Their fears about landscaping and the downtown streetscape allayed, members of the Missoula City Council unanimously approved a rezoning request Monday that sets the stage for construction of a new Missoula Public Library.
The new CBD (Central Business District) zoning covers Blocks 5 and 6 of the McWhirk Addition, where the library recently completed a land swap with Terry and Patricia Payne.
The Payne family now owns Block 5, where the existing Missoula Public Library sits, and the library owns Block 6, where its new $35 million home will be built.
During the next two-plus years of construction, the library will lease its building from the Paynes so it can stay open and downtown. Seven homes previously owned by the Paynes on Block 6 will be demolished to make room for the new library.
Councilwoman Heidi West lamented the destruction of the homes, suggesting they provide low-income housing and are of historic value.
“There is more to making downtown livable than economic development,” she said. “We should also be inclusive to all income levels.”
West ultimately voted for the rezoning.
Councilwoman Michelle Cares said her concerns centered around the unknown. “What are the Paynes’ intentions for Block 5?” she asked. “We haven’t heard anything about what will happen on that block once the library moves into its new building.”
There hasn’t been any decision about the future use of the existing library building, or that land, because it won’t be available until 2020, according to Brandon Prinzing of A&E Architects.
“Because the Paynes have agreed to lease Block 5 to the library for an estimated three years, planning for future development is unrealistic,” he said in the rezoning application. “However, the rezoning of Block 5 now would promote future development and growth that is compatible with the existing 2009 Missoula Greater Downtown Master Plan and the Our Missoula 2035 Growth Policy.”
Several council members said they were concerned about how the new library will be landscaped to minimize its intrusion on nearby residences and to enhance the central business district’s streetscape.

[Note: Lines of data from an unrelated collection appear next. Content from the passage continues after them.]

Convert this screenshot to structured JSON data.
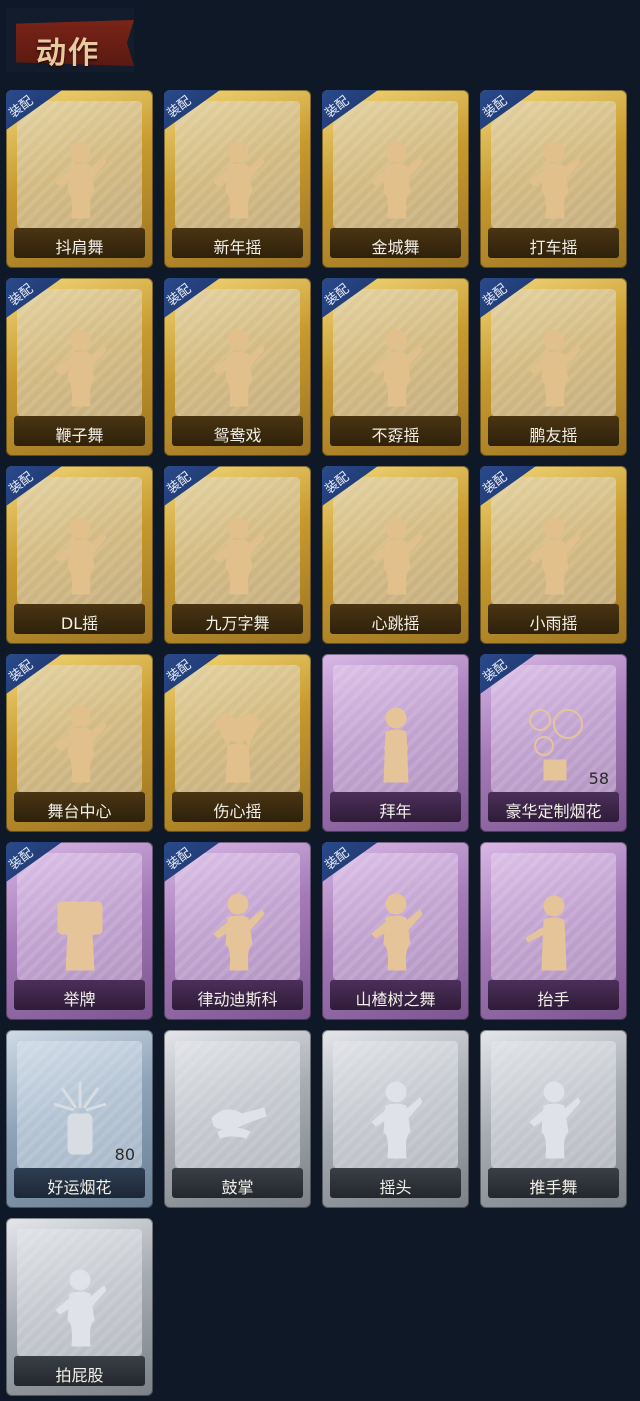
{
  "header": {
    "title": "动作"
  },
  "equip_label": "装配",
  "cards": [
    {
      "name": "抖肩舞",
      "tier": "gold",
      "equipped": true,
      "icon": "dancer-pose-icon"
    },
    {
      "name": "新年摇",
      "tier": "gold",
      "equipped": true,
      "icon": "dancer-pose-icon"
    },
    {
      "name": "金城舞",
      "tier": "gold",
      "equipped": true,
      "icon": "dancer-pose-icon"
    },
    {
      "name": "打车摇",
      "tier": "gold",
      "equipped": true,
      "icon": "dancer-pose-icon"
    },
    {
      "name": "鞭子舞",
      "tier": "gold",
      "equipped": true,
      "icon": "dancer-pose-icon"
    },
    {
      "name": "鸳鸯戏",
      "tier": "gold",
      "equipped": true,
      "icon": "dancer-pose-icon"
    },
    {
      "name": "不孬摇",
      "tier": "gold",
      "equipped": true,
      "icon": "dancer-pose-icon"
    },
    {
      "name": "鹏友摇",
      "tier": "gold",
      "equipped": true,
      "icon": "dancer-pose-icon"
    },
    {
      "name": "DL摇",
      "tier": "gold",
      "equipped": true,
      "icon": "dancer-pose-icon"
    },
    {
      "name": "九万字舞",
      "tier": "gold",
      "equipped": true,
      "icon": "dancer-pose-icon"
    },
    {
      "name": "心跳摇",
      "tier": "gold",
      "equipped": true,
      "icon": "dancer-pose-icon"
    },
    {
      "name": "小雨摇",
      "tier": "gold",
      "equipped": true,
      "icon": "dancer-pose-icon"
    },
    {
      "name": "舞台中心",
      "tier": "gold",
      "equipped": true,
      "icon": "dancer-pose-icon"
    },
    {
      "name": "伤心摇",
      "tier": "gold",
      "equipped": true,
      "icon": "heart-hands-icon"
    },
    {
      "name": "拜年",
      "tier": "purple",
      "equipped": false,
      "icon": "bow-greeting-icon"
    },
    {
      "name": "豪华定制烟花",
      "tier": "purple",
      "equipped": true,
      "icon": "fireworks-box-icon",
      "count": "58"
    },
    {
      "name": "举牌",
      "tier": "purple",
      "equipped": true,
      "icon": "hold-sign-icon"
    },
    {
      "name": "律动迪斯科",
      "tier": "purple",
      "equipped": true,
      "icon": "dancer-pose-icon"
    },
    {
      "name": "山楂树之舞",
      "tier": "purple",
      "equipped": true,
      "icon": "dancer-pose-icon"
    },
    {
      "name": "抬手",
      "tier": "purple",
      "equipped": false,
      "icon": "raise-hand-icon"
    },
    {
      "name": "好运烟花",
      "tier": "blue",
      "equipped": false,
      "icon": "firework-can-icon",
      "count": "80"
    },
    {
      "name": "鼓掌",
      "tier": "gray",
      "equipped": false,
      "icon": "clap-hands-icon"
    },
    {
      "name": "摇头",
      "tier": "gray",
      "equipped": false,
      "icon": "dancer-pose-icon"
    },
    {
      "name": "推手舞",
      "tier": "gray",
      "equipped": false,
      "icon": "dancer-pose-icon"
    },
    {
      "name": "拍屁股",
      "tier": "gray",
      "equipped": false,
      "icon": "dancer-pose-icon"
    }
  ],
  "colors": {
    "background": "#0f1826",
    "gold_tier": "#c79a2e",
    "purple_tier": "#a47bb8",
    "blue_tier": "#8ea3b8",
    "gray_tier": "#a8adb4",
    "equip_badge": "#1c3366",
    "header_ribbon": "#7a2417"
  }
}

The city wants to create an “inviting pedestrian experience” downtown, said Councilwoman Gwen Jones. “I hope you will continue cooperating with city staff to see their big picture for what we’re trying to create downtown.”
At Monday night’s meeting, Prinzing showed council members an architectural drawing of the new library’s landscaping that includes outdoor plazas, public areas, boulevard trees, bus stops, bicycle and vehicle parking, and a vegetative buffer with the closest residences.
The east and south sides of the library will be set back from the street to provide a green area between the building and nearby homes. The north and west sides will have smaller setups, but will still be landscaped and tree lined.
The site plan remains under development, he said, and will be discussed more during a September open house that all members of the public can attend. (Two other open houses were held this spring and summer.)
Councilman John DiBari said he is worried that the landscaping will fall to the wayside if funding runs short during construction. But Prinzing and library board chairwoman Rita Henkel assured the council that the landscaping money was solidly in the construction budget, and would remain so.
In his application, Prinzing emphasized that the new library will be a cultural hub for downtown Missoula and the community overall.
When it opens, in late 2019 or 2020, the new building will house not only the Missoula Public Library but also MCAT, spectrUM and Children’s Museum Missoula.
“This project has the opportunity to grow the core of downtown in a smart, compatible way that will serve generations to come,” Prinzing wrote. “The new library will be a very compatible neighbor and will add value to all of the neighbors by becoming a destination for Missoulians.”
Because the Missoula Public Library is an arm of government, owned by both the city and county of Missoula, it actually did not have to seek a rezoning.
City attorney Jim Nugent explained Monday that government entities are exempt from zoning regulations.
Rather, it made the request as part of its land swap with the Payne family.
In addition, Missoula County voters approved a $30 million bond issue for the library’s construction last November, Nugent said, and the bond language was specific about the location of the new building.